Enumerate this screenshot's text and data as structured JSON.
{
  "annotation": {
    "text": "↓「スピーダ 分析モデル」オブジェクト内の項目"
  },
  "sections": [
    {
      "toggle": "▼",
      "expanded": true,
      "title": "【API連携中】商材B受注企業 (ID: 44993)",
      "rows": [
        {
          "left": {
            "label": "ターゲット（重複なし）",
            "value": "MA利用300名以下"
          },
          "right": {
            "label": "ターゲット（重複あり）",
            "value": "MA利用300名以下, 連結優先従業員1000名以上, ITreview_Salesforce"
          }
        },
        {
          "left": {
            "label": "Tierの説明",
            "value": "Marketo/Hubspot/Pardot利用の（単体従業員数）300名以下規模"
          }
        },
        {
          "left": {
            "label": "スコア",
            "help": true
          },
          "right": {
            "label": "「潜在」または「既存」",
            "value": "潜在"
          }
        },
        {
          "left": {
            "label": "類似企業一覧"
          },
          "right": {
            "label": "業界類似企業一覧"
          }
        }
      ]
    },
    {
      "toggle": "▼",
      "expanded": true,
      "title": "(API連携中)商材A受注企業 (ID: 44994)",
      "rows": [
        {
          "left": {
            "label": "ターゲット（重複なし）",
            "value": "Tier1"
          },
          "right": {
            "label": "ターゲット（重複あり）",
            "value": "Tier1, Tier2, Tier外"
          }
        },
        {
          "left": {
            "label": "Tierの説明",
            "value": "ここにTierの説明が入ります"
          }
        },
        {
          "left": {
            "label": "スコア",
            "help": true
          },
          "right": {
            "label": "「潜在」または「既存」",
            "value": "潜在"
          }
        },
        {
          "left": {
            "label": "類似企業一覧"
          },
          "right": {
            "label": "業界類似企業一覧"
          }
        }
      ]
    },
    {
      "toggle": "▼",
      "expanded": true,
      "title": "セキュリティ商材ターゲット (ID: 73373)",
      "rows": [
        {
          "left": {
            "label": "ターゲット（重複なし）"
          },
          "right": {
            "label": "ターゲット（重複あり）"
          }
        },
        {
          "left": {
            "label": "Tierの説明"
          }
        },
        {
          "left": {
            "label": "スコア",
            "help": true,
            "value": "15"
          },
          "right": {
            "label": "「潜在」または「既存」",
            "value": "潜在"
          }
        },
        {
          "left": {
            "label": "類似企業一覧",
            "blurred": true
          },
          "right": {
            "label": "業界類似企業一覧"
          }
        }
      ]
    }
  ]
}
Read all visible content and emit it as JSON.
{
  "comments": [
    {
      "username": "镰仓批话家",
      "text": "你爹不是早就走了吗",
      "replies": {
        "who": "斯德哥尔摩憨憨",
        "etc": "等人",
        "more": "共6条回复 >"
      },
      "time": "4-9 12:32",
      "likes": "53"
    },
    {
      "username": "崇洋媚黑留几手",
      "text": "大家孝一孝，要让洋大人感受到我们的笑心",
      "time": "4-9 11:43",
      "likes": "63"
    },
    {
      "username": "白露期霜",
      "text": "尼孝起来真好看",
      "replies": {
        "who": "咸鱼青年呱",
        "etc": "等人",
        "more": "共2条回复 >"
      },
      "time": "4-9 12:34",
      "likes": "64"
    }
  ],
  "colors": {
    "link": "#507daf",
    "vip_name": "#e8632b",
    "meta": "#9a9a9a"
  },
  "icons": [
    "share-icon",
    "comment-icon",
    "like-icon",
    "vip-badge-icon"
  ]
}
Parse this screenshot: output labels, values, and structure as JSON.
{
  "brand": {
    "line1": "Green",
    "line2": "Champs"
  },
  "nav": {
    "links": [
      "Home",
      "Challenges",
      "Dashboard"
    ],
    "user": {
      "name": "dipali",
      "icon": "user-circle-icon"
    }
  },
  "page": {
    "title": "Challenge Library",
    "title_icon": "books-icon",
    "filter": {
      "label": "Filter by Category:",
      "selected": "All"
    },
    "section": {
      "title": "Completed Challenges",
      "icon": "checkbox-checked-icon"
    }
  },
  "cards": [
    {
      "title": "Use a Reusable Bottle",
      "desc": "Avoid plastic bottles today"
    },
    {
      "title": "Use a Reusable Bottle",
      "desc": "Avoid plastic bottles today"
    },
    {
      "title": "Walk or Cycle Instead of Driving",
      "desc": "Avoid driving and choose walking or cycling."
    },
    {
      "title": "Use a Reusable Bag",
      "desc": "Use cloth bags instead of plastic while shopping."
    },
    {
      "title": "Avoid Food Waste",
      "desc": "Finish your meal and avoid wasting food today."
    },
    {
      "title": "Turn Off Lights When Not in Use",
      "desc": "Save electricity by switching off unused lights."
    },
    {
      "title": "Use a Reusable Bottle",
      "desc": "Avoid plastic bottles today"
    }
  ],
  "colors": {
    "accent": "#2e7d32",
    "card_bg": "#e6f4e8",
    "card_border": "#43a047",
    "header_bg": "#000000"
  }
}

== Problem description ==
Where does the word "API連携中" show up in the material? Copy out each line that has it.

== Your solution ==
      "title": "【API連携中】商材B受注企業 (ID: 44993)",
      "title": "(API連携中)商材A受注企業 (ID: 44994)",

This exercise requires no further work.